Let’s be honest here, Maundy Thursday is not The Pink Flamingo’s favorite holy day. I’m not all that into humility. It also celebrates the origin of the Eucharist.
“…Most scholars agree that the English word Maundy in that name for the day is derived through Middle English and Old French mandé, from the Latin mandatum, the first word of the phrase “Mandatum novum do vobis ut diligatis invicem sicut dilexi vos” (“A new commandment I give unto you, That ye love one another; as I have loved you”), the statement by Jesus in the Gospel of John 13:34 by which Jesus explained to the Apostles the significance of his action of washing their feet.
The phrase is used as the antiphon sung during the “Mandatum” ceremony of the washing of the feet, which may be held during Mass or at another time as a separate event, during which a priest or bishop (representing Christ) ceremonially washes the feet of others, typically 12 persons chosen as a cross-section of the community.
Others theorize that the English name “Maundy Thursday” arose from “maundsor baskets” or “maundy purses” of alms which the king of England distributed to certain poor at Whitehall before attending Mass on that day. Thus, “maund” is connected to the Latin mendicare, and French mendier, to beg.
A source from the Lutheran Church–Missouri Synod likewise states that, if the name was derived from the Latin mandatum, we would call the day Mandy Thursday, or Mandate Thursday, or even Mandatum Thursday; and that the term “Maundy” comes in fact from the Latin mendicare, Old French mendier, and English maund, which as a verb means to beg and as a noun refers to a small basket held out by maunders as they maunded….”
John 13: 13-20
1Now before the festival of the Passover, Jesus knew that his hour had come to depart from this world and go to the Father. Having loved his own who were in the world, he loved them to the end.
2The devil had already put it into the heart of Judas son of Simon Iscariot to betray him. And during supper
3Jesus, knowing that the Father had given all things into his hands, and that he had come from God and was going to God,
4got up from the table, took off his outer robe, and tied a towel around himself.
5Then he poured water into a basin and began to wash the disciples’ feet and to wipe them with the towel that was tied around him.
6He came to Simon Peter, who said to him, ‘Lord, are you going to wash my feet?’
7Jesus answered, ‘You do not know now what I am doing, but later you will understand.’
8Peter said to him, ‘You will never wash my feet.’ Jesus answered, ‘Unless I wash you, you have no share with me.’
9Simon Peter said to him, ‘Lord, not my feet only but also my hands and my head!’
10Jesus said to him, ‘One who has bathed does not need to wash, except for the feet, but is entirely clean.
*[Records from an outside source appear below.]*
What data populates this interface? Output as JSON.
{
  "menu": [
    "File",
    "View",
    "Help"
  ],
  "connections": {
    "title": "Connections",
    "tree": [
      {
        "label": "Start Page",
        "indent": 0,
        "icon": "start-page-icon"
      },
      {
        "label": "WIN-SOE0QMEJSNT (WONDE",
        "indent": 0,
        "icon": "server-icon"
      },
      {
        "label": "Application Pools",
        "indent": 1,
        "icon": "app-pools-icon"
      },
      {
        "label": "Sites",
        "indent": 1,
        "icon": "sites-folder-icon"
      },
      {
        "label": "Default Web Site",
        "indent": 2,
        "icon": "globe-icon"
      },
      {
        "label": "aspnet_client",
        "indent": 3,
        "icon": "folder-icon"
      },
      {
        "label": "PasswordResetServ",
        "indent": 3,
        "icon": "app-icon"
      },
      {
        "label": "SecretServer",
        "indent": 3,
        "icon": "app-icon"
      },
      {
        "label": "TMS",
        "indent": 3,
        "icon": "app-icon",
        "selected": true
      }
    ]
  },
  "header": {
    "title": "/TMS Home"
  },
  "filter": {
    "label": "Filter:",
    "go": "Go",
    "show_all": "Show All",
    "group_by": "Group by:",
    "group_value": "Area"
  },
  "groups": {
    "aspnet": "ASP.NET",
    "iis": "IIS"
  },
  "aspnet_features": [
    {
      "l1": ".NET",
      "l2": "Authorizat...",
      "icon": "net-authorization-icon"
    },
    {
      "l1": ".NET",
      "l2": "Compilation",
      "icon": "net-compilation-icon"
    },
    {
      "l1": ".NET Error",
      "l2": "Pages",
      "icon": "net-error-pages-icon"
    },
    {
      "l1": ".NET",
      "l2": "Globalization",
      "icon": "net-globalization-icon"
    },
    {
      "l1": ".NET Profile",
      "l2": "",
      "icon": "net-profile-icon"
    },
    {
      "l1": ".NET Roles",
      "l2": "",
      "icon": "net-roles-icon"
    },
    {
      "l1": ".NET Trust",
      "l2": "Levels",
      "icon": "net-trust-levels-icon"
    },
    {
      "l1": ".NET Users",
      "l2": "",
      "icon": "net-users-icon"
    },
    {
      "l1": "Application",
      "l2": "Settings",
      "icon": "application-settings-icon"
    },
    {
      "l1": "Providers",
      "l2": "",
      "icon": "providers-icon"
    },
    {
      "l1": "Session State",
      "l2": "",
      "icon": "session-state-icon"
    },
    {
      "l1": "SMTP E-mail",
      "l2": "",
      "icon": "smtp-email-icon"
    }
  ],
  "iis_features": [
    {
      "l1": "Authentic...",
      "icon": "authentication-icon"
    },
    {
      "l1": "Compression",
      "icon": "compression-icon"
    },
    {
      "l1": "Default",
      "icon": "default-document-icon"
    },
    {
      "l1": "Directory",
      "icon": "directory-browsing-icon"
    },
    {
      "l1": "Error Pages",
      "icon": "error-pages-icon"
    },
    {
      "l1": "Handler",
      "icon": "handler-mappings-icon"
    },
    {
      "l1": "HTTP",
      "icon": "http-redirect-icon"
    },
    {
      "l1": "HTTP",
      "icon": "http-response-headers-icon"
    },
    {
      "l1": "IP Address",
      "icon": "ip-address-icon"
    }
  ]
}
And you are clean, though not all of you.’
11For he knew who was to betray him; for this reason he said, ‘Not all of you are clean.’
12 After he had washed their feet, had put on his robe, and had returned to the table, he said to them, ‘Do you know what I have done to you?
13You call me Teacher and Lord—and you are right, for that is what I am.
14So if I, your Lord and Teacher, have washed your feet, you also ought to wash one another’s feet.
15For I have set you an example, that you also should do as I have done to you.
16Very truly, I tell you, servants are not greater than their master, nor are messengers greater than the one who sent them.
17If you know these things, you are blessed if you do them.
18I am not speaking of all of you; I know whom I have chosen. But it is to fulfil the scripture, “The one who ate my bread has lifted his heel against me.”
19I tell you this now, before it occurs, so that when it does occur, you may believe that I am he.
20Very truly, I tell you, whoever receives one whom I send receives me; and whoever receives me receives him who sent me.’
I know I should not be that tacky, but all that humility bothers me. It shouldn’t, but there is something disturbing about it. I don’t like being “served” in that manner. I know that part of the service is about letting go.
From God Calling, March 4.
“…My children, I am here, your waiting Lord, ready at your call. I am among you as one that serveth, Meek and Holy, ready to be used and commanded. Remember that is the finest quality of greatness — service. I, who could command a universe — I await the commands of My children. Bring Me into everything. You will find such Joy as the time goes on in speaking to each other of Me, and together climbing higher. Always humble, meek, and lowly in heart….”